*** Opening of MATERIALS PROVIDED ***

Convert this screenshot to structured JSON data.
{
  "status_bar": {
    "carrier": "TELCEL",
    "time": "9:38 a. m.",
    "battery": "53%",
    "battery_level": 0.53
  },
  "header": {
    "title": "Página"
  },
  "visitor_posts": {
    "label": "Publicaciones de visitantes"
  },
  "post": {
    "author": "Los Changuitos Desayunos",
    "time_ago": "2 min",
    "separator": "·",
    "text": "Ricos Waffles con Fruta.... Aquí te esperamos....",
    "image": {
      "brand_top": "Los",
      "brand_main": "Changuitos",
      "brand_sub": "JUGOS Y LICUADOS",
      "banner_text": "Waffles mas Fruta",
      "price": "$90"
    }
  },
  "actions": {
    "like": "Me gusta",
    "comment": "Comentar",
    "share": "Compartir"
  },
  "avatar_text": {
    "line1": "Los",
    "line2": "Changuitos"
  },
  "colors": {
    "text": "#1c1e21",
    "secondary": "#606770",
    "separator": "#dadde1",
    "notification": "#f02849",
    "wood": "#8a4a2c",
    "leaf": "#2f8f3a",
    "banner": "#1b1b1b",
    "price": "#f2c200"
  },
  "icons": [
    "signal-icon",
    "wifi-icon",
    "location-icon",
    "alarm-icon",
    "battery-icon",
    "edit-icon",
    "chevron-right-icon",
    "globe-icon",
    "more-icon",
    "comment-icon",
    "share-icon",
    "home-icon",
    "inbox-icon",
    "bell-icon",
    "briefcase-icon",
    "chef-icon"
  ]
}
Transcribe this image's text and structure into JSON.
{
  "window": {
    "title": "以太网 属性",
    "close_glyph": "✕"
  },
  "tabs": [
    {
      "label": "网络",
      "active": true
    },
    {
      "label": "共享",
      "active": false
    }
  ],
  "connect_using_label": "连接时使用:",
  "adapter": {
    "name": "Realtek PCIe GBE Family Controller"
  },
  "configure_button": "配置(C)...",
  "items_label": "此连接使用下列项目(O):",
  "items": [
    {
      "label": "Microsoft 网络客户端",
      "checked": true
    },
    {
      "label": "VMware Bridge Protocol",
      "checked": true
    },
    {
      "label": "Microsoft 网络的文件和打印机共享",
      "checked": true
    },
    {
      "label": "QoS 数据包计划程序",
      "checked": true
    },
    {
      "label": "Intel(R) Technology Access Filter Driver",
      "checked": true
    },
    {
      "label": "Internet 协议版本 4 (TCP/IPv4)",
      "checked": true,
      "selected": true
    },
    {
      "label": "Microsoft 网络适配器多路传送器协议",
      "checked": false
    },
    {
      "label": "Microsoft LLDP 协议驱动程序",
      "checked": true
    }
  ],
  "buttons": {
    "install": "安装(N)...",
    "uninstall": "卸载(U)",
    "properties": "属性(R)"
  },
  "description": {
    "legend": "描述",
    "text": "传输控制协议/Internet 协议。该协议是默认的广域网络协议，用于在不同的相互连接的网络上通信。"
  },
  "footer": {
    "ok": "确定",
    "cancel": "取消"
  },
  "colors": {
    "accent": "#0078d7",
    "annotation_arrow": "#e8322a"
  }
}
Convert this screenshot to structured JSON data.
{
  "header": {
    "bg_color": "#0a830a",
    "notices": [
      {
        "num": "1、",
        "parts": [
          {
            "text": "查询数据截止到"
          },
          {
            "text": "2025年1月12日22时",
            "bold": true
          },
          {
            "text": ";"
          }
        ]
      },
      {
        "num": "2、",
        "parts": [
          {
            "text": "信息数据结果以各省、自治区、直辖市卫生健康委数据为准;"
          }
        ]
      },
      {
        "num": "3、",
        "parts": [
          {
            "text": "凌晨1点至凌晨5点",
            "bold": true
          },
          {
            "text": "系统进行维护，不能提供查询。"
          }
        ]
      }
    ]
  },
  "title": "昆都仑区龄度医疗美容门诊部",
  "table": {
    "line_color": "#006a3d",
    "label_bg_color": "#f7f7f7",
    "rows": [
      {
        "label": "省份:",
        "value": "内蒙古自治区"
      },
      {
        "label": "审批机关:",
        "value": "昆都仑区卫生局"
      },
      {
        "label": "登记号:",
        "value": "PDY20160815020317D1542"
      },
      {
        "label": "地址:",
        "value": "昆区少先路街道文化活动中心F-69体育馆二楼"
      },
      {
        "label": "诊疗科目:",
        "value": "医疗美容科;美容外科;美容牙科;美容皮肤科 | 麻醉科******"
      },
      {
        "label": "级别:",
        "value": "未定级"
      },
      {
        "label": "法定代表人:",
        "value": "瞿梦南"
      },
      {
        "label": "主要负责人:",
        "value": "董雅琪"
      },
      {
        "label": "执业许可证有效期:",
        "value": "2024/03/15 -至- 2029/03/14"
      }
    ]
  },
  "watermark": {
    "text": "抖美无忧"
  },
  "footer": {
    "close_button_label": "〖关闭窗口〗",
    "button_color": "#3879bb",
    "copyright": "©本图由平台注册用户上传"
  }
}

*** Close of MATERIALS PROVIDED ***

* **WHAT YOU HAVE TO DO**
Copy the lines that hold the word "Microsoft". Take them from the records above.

* **ANSWER SPACE**
      "label": "Microsoft 网络客户端",
      "label": "Microsoft 网络的文件和打印机共享",
      "label": "Microsoft 网络适配器多路传送器协议",
      "label": "Microsoft LLDP 协议驱动程序",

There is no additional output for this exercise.